John Jay John Jay, born 1745-1829 , was an American statesman, and the first Chief Justice of the United States. He graduated from King’s College (now Columbia Univ.) in 1764. In pre-Revolutionary actions he reflected the views of the conservative colonial merchant, opposing British actions but not favoring independence. As a delegate to the First and Second Continental Congresses he urged a moderate policy, served on various committees, drafted correspondence, and wrote a famous address to the people of Great Britain.
The colonies had thought they won the freedom to expand their colonies further west. As a result of the French and Indian War; the political, economic, and ideological relations between Britain and its American colonies changed. After 1763 England had officially gained control of over half of North America (DOC A). This meant that because England had a half a nation to govern, they must change and establish laws to control this empire. As a result of Pontiac’s rebellion, England had established the Proclamation of 1763.
How America became a great nation from 1763 to 1815 In a broad sense America was a revolutionary force from the day of its discovery by Europeans. The American Revolution was the political disturbance during the last half of the 18th century in which the thirteen colonies in North America joined together to free from the British Empire, to become the United States of America. Mainly two ideas had taken root in the minds of the American by the mid of eighteenth century; one was what historians called it republicanism and the second idea that shaped American political thought was derived from a group of British political commentators was known as the radical Whigs. The war between the Europeans and American may have lasted for eight years,
U.S. colonies were being controlled by the British Empire and forced to pay taxes to the king. The colonies were upset that they were forced to pay these taxes, but had no voice on the government. In reality, there would’ve been no revolution had there been no French involvement. America had been left to govern itself from 1715 until 1740, called the period of “Benign neglect.” They wanted to establish their own system of government and not be controlled by an abroad nation. America had taken note on how two great historical powers, Carthage and Rome, tore each other to pieces instead of joining forces.
Likewise, England also tightened its control on the colonies’ economy. Beginning around early 1700s, England embraced an economic theory known as mercantilism, a policy in which the colonies served to benefit the British empire. Although there were already some limitations, such as the Navigation Laws and Molasses Act, placed on the colonies before 1763, they were only loosely enforced during this period of salutary neglect. However, this soon came to an end with the British victory in the French and Indian War as Britain concluded that the colonies should aid in paying off the empire’s debt for half of it incurred from defending the colonists. Consequently, England began imposing taxes in the colonies.
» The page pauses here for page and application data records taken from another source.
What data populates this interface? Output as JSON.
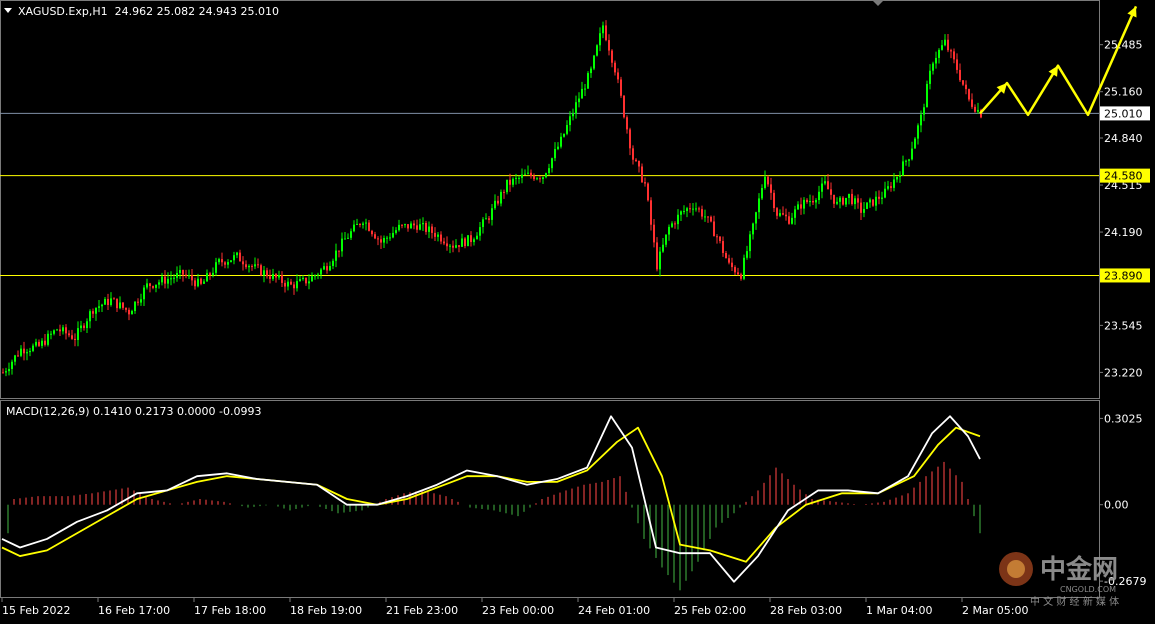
{
  "symbol_header": "XAGUSD.Exp,H1  24.962 25.082 24.943 25.010",
  "macd_header": "MACD(12,26,9) 0.1410 0.2173 0.0000 -0.0993",
  "colors": {
    "background": "#000000",
    "grid_line": "#2a2a2a",
    "bull_candle": "#00ff00",
    "bear_candle": "#ff3030",
    "support_line": "#ffff00",
    "current_price_line": "#7f8fa6",
    "macd_line": "#ffffff",
    "signal_line": "#ffff00",
    "hist_positive": "#b03030",
    "hist_negative": "#2d7a2d",
    "forecast_arrow": "#ffff00",
    "axis_text": "#ffffff"
  },
  "watermark": {
    "logo_text": "中金网",
    "logo_subtext": "CNGOLD.COM",
    "tagline": "中 文 财 经 新 媒 体"
  },
  "chart_data": [
    {
      "type": "candlestick",
      "symbol": "XAGUSD.Exp",
      "timeframe": "H1",
      "ohlc_last": {
        "open": 24.962,
        "high": 25.082,
        "low": 24.943,
        "close": 25.01
      },
      "ylim": [
        23.05,
        25.78
      ],
      "y_ticks": [
        "25.485",
        "25.160",
        "24.840",
        "24.515",
        "24.190",
        "23.545",
        "23.220"
      ],
      "current_price": "25.010",
      "support_levels": [
        "24.580",
        "23.890"
      ],
      "x_ticks": [
        "15 Feb 2022",
        "16 Feb 17:00",
        "17 Feb 18:00",
        "18 Feb 19:00",
        "21 Feb 23:00",
        "23 Feb 00:00",
        "24 Feb 01:00",
        "25 Feb 02:00",
        "28 Feb 03:00",
        "1 Mar 04:00",
        "2 Mar 05:00"
      ],
      "close_path": [
        [
          0,
          23.22
        ],
        [
          6,
          23.38
        ],
        [
          12,
          23.4
        ],
        [
          18,
          23.52
        ],
        [
          24,
          23.46
        ],
        [
          30,
          23.66
        ],
        [
          36,
          23.72
        ],
        [
          42,
          23.64
        ],
        [
          48,
          23.82
        ],
        [
          54,
          23.86
        ],
        [
          60,
          23.9
        ],
        [
          66,
          23.82
        ],
        [
          72,
          23.98
        ],
        [
          78,
          24.02
        ],
        [
          84,
          23.94
        ],
        [
          90,
          23.88
        ],
        [
          96,
          23.82
        ],
        [
          102,
          23.86
        ],
        [
          108,
          23.96
        ],
        [
          114,
          24.14
        ],
        [
          120,
          24.28
        ],
        [
          126,
          24.12
        ],
        [
          132,
          24.22
        ],
        [
          138,
          24.24
        ],
        [
          144,
          24.18
        ],
        [
          150,
          24.1
        ],
        [
          156,
          24.14
        ],
        [
          162,
          24.3
        ],
        [
          168,
          24.52
        ],
        [
          174,
          24.58
        ],
        [
          180,
          24.58
        ],
        [
          186,
          24.82
        ],
        [
          192,
          25.12
        ],
        [
          196,
          25.3
        ],
        [
          200,
          25.62
        ],
        [
          204,
          25.32
        ],
        [
          210,
          24.7
        ],
        [
          214,
          24.52
        ],
        [
          218,
          23.96
        ],
        [
          222,
          24.22
        ],
        [
          226,
          24.32
        ],
        [
          230,
          24.38
        ],
        [
          234,
          24.3
        ],
        [
          238,
          24.16
        ],
        [
          242,
          23.96
        ],
        [
          246,
          23.9
        ],
        [
          250,
          24.22
        ],
        [
          254,
          24.6
        ],
        [
          258,
          24.32
        ],
        [
          262,
          24.28
        ],
        [
          266,
          24.38
        ],
        [
          270,
          24.42
        ],
        [
          274,
          24.52
        ],
        [
          278,
          24.38
        ],
        [
          282,
          24.44
        ],
        [
          286,
          24.34
        ],
        [
          290,
          24.4
        ],
        [
          294,
          24.46
        ],
        [
          298,
          24.58
        ],
        [
          302,
          24.72
        ],
        [
          306,
          24.98
        ],
        [
          310,
          25.38
        ],
        [
          314,
          25.5
        ],
        [
          318,
          25.32
        ],
        [
          322,
          25.1
        ],
        [
          326,
          25.01
        ]
      ],
      "forecast_path": [
        [
          326,
          25.01
        ],
        [
          335,
          25.22
        ],
        [
          342,
          25.0
        ],
        [
          352,
          25.34
        ],
        [
          362,
          25.0
        ],
        [
          378,
          25.75
        ]
      ]
    },
    {
      "type": "macd",
      "params": "12,26,9",
      "values": {
        "main": 0.141,
        "signal": 0.2173,
        "level": 0.0,
        "histogram": -0.0993
      },
      "ylim": [
        -0.32,
        0.36
      ],
      "y_ticks": [
        "0.3025",
        "0.00",
        "-0.2679"
      ],
      "macd_line": [
        [
          0,
          -0.12
        ],
        [
          6,
          -0.15
        ],
        [
          15,
          -0.12
        ],
        [
          25,
          -0.06
        ],
        [
          35,
          -0.02
        ],
        [
          45,
          0.04
        ],
        [
          55,
          0.05
        ],
        [
          65,
          0.1
        ],
        [
          75,
          0.11
        ],
        [
          85,
          0.09
        ],
        [
          95,
          0.08
        ],
        [
          105,
          0.07
        ],
        [
          115,
          0.0
        ],
        [
          125,
          0.0
        ],
        [
          135,
          0.03
        ],
        [
          145,
          0.07
        ],
        [
          155,
          0.12
        ],
        [
          165,
          0.1
        ],
        [
          175,
          0.07
        ],
        [
          185,
          0.09
        ],
        [
          195,
          0.13
        ],
        [
          203,
          0.31
        ],
        [
          210,
          0.2
        ],
        [
          218,
          -0.15
        ],
        [
          226,
          -0.17
        ],
        [
          236,
          -0.17
        ],
        [
          244,
          -0.27
        ],
        [
          252,
          -0.18
        ],
        [
          262,
          -0.02
        ],
        [
          272,
          0.05
        ],
        [
          282,
          0.05
        ],
        [
          292,
          0.04
        ],
        [
          302,
          0.1
        ],
        [
          310,
          0.25
        ],
        [
          316,
          0.31
        ],
        [
          322,
          0.24
        ],
        [
          326,
          0.16
        ]
      ],
      "signal_line": [
        [
          0,
          -0.15
        ],
        [
          6,
          -0.18
        ],
        [
          15,
          -0.16
        ],
        [
          25,
          -0.1
        ],
        [
          35,
          -0.04
        ],
        [
          45,
          0.02
        ],
        [
          55,
          0.05
        ],
        [
          65,
          0.08
        ],
        [
          75,
          0.1
        ],
        [
          85,
          0.09
        ],
        [
          95,
          0.08
        ],
        [
          105,
          0.07
        ],
        [
          115,
          0.02
        ],
        [
          125,
          0.0
        ],
        [
          135,
          0.02
        ],
        [
          145,
          0.06
        ],
        [
          155,
          0.1
        ],
        [
          165,
          0.1
        ],
        [
          175,
          0.08
        ],
        [
          185,
          0.08
        ],
        [
          195,
          0.12
        ],
        [
          205,
          0.22
        ],
        [
          212,
          0.27
        ],
        [
          220,
          0.1
        ],
        [
          226,
          -0.14
        ],
        [
          236,
          -0.16
        ],
        [
          248,
          -0.2
        ],
        [
          258,
          -0.08
        ],
        [
          268,
          0.0
        ],
        [
          280,
          0.04
        ],
        [
          292,
          0.04
        ],
        [
          304,
          0.1
        ],
        [
          312,
          0.21
        ],
        [
          318,
          0.27
        ],
        [
          326,
          0.24
        ]
      ],
      "histogram": [
        [
          4,
          0.02
        ],
        [
          12,
          0.03
        ],
        [
          22,
          0.03
        ],
        [
          30,
          0.04
        ],
        [
          36,
          0.05
        ],
        [
          42,
          0.06
        ],
        [
          50,
          0.02
        ],
        [
          58,
          0.0
        ],
        [
          66,
          0.02
        ],
        [
          74,
          0.01
        ],
        [
          82,
          -0.01
        ],
        [
          90,
          0.0
        ],
        [
          96,
          -0.02
        ],
        [
          104,
          0.0
        ],
        [
          112,
          -0.03
        ],
        [
          120,
          -0.02
        ],
        [
          128,
          0.02
        ],
        [
          134,
          0.04
        ],
        [
          140,
          0.05
        ],
        [
          148,
          0.03
        ],
        [
          156,
          -0.01
        ],
        [
          164,
          -0.02
        ],
        [
          172,
          -0.04
        ],
        [
          180,
          0.02
        ],
        [
          188,
          0.05
        ],
        [
          194,
          0.07
        ],
        [
          200,
          0.08
        ],
        [
          206,
          0.1
        ],
        [
          214,
          -0.12
        ],
        [
          220,
          -0.22
        ],
        [
          226,
          -0.3
        ],
        [
          232,
          -0.2
        ],
        [
          238,
          -0.08
        ],
        [
          244,
          -0.03
        ],
        [
          252,
          0.05
        ],
        [
          258,
          0.13
        ],
        [
          264,
          0.07
        ],
        [
          270,
          0.02
        ],
        [
          278,
          0.01
        ],
        [
          286,
          0.0
        ],
        [
          294,
          0.01
        ],
        [
          302,
          0.04
        ],
        [
          308,
          0.1
        ],
        [
          314,
          0.15
        ],
        [
          320,
          0.08
        ],
        [
          326,
          -0.1
        ]
      ]
    }
  ]
}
This paper will establish the argument that Britain no longer benefited from a mercantilist relationship with the American colonists after 1763. Before 1763, the colonists accepted Parliament's right to take actions on their behalf and even the primacy of England's economic interests over their own. Prior to the Seven Years' War, almost all parliamentary actions had been designed to regulate trade, and while the colonies at times regarded these acts as unfair or inopportune, they did not regard them as especially oppressive or burdensome. After 1763, however, Parliament's actions began to clash with the colonists' interests. At the end of the Seven Years' War, France surrendered Canada and much of the Ohio and Mississippi valley to British rule.
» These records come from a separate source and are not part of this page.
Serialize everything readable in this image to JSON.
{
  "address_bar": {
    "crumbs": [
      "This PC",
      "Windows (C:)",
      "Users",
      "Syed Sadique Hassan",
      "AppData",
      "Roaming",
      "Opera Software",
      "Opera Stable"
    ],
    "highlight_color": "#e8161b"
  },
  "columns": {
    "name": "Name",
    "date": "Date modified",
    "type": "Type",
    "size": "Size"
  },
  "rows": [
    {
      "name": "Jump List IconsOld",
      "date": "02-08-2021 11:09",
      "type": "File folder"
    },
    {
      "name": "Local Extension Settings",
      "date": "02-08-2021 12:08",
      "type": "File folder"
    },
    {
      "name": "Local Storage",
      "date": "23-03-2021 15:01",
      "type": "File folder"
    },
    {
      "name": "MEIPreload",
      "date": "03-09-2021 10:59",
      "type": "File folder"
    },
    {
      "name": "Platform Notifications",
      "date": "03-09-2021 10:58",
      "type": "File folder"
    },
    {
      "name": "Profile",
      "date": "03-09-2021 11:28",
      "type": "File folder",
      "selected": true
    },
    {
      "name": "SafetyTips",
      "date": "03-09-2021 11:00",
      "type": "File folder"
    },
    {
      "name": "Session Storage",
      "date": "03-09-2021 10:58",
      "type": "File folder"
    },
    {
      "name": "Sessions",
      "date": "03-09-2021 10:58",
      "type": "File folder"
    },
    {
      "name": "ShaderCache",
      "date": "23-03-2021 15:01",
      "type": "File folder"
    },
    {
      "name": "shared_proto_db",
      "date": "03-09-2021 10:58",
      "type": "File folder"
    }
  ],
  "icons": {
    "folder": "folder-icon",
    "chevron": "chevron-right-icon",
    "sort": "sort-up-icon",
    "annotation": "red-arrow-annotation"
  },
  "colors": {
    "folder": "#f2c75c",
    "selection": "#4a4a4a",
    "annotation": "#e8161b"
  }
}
Duggan 1 Paul Duggan APUSH-3 10-20-10 American Revolution DBQ During the period from 1775 to 1800, American’s views toward Britain began to change. British policies between 1763 and 1776 intensified the colonial’s resistance to Britain and commitment to their new Enlightenment ideals. The policies involved many taxes which the colonists’ resisted due to their belief that such taxes without representation abused their rights. Americans began to look for political, economic, and social freedoms that Britain continued to deny them. They felt that the king was abusing his power as a monarch and therefore their rebellion was for a just cause of declaring the independence they wanted.
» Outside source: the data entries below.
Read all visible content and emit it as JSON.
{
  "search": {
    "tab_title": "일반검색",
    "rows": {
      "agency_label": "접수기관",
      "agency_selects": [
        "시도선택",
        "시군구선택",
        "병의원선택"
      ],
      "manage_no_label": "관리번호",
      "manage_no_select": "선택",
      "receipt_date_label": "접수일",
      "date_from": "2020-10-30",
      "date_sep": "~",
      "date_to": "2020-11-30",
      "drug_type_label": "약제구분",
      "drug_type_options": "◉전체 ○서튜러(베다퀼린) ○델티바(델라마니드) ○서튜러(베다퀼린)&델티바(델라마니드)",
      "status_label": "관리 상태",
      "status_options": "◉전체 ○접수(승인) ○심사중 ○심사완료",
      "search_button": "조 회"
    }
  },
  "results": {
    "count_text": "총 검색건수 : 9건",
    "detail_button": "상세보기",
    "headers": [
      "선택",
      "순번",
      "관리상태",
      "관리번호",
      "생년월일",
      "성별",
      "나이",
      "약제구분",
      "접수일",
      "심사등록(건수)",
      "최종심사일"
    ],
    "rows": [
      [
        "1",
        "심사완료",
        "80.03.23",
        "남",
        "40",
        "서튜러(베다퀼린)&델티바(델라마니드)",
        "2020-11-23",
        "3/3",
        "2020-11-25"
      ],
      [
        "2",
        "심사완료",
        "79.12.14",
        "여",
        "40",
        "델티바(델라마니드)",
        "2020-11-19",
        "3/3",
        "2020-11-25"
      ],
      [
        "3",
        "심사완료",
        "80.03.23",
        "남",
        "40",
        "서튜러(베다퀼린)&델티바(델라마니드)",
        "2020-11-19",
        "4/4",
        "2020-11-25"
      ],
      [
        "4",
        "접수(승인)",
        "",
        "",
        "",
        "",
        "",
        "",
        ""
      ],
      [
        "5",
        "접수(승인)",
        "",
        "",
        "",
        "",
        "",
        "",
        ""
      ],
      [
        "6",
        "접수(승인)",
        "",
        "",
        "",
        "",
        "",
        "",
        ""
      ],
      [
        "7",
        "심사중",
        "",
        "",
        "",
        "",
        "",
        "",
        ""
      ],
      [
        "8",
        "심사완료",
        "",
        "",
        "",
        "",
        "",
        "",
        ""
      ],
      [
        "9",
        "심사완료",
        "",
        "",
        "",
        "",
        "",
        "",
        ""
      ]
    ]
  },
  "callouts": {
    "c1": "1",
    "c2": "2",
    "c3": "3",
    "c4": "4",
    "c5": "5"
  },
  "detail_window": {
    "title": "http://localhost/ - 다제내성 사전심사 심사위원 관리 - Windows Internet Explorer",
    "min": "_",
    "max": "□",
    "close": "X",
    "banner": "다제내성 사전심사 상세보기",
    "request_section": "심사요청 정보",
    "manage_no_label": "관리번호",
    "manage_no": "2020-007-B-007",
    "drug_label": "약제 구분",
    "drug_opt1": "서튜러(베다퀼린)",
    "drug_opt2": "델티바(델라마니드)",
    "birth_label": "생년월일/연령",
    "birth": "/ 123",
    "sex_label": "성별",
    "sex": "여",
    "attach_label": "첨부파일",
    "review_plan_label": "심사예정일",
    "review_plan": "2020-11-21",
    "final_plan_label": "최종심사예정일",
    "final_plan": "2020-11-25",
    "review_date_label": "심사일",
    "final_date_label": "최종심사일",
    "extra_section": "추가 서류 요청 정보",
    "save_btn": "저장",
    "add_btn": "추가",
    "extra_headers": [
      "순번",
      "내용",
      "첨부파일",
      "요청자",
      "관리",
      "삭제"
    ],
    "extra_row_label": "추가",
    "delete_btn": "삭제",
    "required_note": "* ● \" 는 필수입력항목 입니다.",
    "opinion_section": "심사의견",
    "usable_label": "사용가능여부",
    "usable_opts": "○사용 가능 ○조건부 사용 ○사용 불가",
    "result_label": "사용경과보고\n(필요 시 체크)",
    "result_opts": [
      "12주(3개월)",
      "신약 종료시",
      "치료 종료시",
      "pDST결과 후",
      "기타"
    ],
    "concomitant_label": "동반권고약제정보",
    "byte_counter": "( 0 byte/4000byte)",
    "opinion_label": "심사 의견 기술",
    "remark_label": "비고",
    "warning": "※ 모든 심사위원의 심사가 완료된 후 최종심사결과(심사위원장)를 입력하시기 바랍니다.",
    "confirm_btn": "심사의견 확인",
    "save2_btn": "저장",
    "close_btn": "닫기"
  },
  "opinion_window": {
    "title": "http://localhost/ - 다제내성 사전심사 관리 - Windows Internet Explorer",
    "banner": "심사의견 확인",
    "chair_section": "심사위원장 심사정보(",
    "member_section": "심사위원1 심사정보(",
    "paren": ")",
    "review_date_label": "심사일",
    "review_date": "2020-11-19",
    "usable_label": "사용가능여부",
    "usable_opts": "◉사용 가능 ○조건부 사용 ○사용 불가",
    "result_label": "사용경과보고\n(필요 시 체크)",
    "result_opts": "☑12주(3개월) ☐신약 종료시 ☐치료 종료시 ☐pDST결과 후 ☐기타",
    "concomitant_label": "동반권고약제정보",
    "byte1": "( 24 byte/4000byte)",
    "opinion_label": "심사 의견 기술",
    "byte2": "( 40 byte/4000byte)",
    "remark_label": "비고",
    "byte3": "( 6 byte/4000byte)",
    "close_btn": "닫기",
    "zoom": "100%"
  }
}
Kevin Tattitch RB DBQ on Revolution In the period from 1750 to 1776, conflicts between England and their colonies in North America led to colonists demanding their independence and growing their identity as Americans. By looking at these documents and using prior knowledge of the revolution we can analyze to what extent the colonists developed their sense of identity as Americans. They did this this politically, socially, and constitutionally. Politically, they developed a sense of identity through the Albany Conference, which tried to unite them under one government. Socially they developed an identity by uniting because of hardships of British taxation, and regulation.
Why was there a revolution in America in 1776? 28/11/2011 The reasons for the American Revolution are many and varied. This essay shall examine the development of the colonies from a loyal subject to an independent and free thinking nation. Also it shall assess the factors contributing to the growing sense of identity in the colonies. It will review the impact of the British economic policy and their various tax laws.
After all, the official head of the Church of England was the British monarch. States experimented with republican ideas when drafting their own constitutions during the war. All these major changes would be felt by Americans before the dawn of the nineteenth century. POLITICAL IMPACT United States emerged as an independent country basing its right to existence on popular sovereignty and successful revolution. In the course of its revolution and afterwards, the United States came to exemplify a number of important political ideas which can be summarized in four words: republicanism, democracy, federalism and